What Can I Do To Protect My Clients From This Practice?

There are three steps that a consultant can take to help manage this practice.  The first and easiest step is to ask for a specialty generic guarantee in your contract.  Specialty guarantees often have an overall effective guarantee of 19%-22% depending on the contract.  This is not a very good discount on a generic drug with multiple manufacturers.  Asking for a specialty brand and specialty generic discount will lower your specialty brand discount guarantee but you should see a 55%-70% discount on specialty generic medications.  This alone will greatly reduce the volatility of your clients’ performance and reduce the opportunity for abuse. 

The second step a consultant should take is doing apples-to-apples comparisons.  It is imperative you request a specialty drug list from a PBM when asking for a bid so you can do an apples-to-apples comparison.  If you are not comparing specialty definitions you are doing your client a disservice. 

The third step is to look for the above-mentioned drugs and see if the generics are on the formulary.  Some PBM formularies will exclude the generic versions of these specialty medications and drive the brand medication so that higher drug rebates can be achieved.  This may lead to a lower net cost for the client – but it needs to be reflected in substantially higher rebate guarantees and you should consider adjusting your analysis to account for higher drug prices on the PBM using this practice.

Finally, you can look for NADAC-based contracts.  NADAC is not a panacea – you still need to do the work and evaluate the net cost to a client.  But if I were to define where, in my opinion, NADAC-based contracts are the most effective – it is in eliminating this contract gamesmanship of specialty generic definitions.   With the drug cost based on an independently reported (and more accurately reflected market rate) the opportunity for specialty generic manipulation is almost completely eliminated.  Only when a drug does not have a NADAC price would the client be open to manipulation – which is rare in the generic drug market.


In conclusion, understanding the complexities and potential pitfalls of pharmacy benefit management (PBM) contracts, especially concerning specialty medications and generic drugs, is crucial for consultants and their clients. The practice of reclassifying generic drugs as specialty medications by PBMs can lead to significant cost discrepancies and potential exploitation of clients. By grasping concepts like spread pricing, contract guarantees, and specialty drug lists, consultants can navigate these challenges more effectively. Implementing strategies such as securing specialty generic guarantees, conducting thorough comparisons, examining formularies for drug exclusions, and exploring NADAC-based contracts can help mitigate risks and protect clients from overpriced medications.

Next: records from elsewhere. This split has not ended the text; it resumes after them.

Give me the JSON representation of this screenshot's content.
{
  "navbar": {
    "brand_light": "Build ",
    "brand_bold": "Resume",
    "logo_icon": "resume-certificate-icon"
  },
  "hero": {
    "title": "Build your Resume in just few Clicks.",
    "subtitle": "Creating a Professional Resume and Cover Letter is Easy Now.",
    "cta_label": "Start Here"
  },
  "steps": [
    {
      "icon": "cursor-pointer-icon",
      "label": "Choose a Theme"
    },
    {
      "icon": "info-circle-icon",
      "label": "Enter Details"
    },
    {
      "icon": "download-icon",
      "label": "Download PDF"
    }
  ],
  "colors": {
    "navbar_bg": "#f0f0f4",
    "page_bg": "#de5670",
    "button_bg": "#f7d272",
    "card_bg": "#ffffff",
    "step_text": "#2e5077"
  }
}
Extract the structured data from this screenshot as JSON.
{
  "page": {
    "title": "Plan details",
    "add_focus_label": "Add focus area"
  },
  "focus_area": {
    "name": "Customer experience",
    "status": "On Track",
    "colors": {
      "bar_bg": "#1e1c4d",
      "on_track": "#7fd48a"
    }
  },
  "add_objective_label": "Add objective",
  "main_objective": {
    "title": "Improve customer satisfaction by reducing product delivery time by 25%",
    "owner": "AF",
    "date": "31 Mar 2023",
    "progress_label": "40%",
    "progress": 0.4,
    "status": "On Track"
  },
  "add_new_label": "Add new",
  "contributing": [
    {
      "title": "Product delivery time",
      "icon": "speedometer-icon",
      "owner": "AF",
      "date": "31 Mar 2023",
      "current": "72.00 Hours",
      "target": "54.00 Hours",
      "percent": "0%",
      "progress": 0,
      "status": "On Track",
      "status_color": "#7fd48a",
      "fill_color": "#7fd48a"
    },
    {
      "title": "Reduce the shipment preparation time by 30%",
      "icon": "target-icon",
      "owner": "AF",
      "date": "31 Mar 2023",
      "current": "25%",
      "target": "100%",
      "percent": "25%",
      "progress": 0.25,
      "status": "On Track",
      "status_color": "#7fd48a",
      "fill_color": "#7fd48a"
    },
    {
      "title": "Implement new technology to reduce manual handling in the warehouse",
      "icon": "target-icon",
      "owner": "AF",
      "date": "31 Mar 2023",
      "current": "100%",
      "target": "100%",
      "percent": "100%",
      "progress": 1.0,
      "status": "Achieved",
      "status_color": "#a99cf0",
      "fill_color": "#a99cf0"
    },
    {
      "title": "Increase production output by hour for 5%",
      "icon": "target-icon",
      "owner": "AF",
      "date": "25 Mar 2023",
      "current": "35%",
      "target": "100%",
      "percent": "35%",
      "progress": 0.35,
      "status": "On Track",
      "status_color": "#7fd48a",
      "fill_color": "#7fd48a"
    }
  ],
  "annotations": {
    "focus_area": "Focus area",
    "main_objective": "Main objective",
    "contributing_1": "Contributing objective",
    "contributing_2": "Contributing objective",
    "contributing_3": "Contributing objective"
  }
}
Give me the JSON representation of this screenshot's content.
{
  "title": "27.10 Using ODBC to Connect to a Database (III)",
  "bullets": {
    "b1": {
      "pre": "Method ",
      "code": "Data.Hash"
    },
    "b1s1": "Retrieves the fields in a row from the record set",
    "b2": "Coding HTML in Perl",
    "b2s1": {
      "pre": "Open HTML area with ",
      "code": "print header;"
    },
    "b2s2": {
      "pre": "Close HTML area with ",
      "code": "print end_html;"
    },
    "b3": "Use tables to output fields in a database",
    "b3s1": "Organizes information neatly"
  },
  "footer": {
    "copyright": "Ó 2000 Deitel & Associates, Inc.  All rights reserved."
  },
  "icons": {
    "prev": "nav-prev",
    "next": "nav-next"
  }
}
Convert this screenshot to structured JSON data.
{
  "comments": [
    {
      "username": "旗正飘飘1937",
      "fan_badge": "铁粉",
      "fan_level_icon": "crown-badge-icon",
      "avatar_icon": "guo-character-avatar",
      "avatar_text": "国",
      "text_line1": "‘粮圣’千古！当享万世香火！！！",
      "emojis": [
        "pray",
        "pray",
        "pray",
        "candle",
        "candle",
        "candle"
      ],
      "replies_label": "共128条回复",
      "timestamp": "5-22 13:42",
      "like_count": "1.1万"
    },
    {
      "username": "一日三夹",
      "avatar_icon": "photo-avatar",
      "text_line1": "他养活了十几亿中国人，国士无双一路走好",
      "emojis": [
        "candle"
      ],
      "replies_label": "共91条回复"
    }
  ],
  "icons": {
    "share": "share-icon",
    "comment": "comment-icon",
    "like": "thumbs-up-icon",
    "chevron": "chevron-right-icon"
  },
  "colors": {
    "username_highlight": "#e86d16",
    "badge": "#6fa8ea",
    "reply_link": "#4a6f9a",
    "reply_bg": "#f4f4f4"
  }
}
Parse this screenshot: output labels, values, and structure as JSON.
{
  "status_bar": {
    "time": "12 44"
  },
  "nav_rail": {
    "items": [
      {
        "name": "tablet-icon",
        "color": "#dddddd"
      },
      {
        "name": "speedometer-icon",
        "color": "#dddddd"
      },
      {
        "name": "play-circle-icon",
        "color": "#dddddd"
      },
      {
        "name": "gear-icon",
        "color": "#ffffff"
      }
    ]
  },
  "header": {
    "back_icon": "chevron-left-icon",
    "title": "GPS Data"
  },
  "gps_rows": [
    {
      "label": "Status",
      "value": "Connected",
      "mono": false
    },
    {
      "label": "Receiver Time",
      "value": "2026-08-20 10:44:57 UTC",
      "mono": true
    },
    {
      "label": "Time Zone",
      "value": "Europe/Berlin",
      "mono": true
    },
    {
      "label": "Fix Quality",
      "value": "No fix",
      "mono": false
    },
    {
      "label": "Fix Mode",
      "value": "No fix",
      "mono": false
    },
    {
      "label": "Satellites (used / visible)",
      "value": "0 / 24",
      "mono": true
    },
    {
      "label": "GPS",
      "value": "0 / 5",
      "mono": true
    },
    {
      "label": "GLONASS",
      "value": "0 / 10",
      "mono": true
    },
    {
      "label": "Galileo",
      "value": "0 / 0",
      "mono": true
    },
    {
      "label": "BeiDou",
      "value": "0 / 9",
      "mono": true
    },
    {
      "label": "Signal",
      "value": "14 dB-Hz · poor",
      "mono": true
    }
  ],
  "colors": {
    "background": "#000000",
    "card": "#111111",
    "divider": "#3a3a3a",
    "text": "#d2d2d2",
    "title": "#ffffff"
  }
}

With diligence and strategic planning, consultants can play a vital role in safeguarding their clients’ interests and promoting transparency and fairness in pharmaceutical pricing practices.

Written by Jason Wenzke

President, Ringmaster Rx

Ringmaster Technologies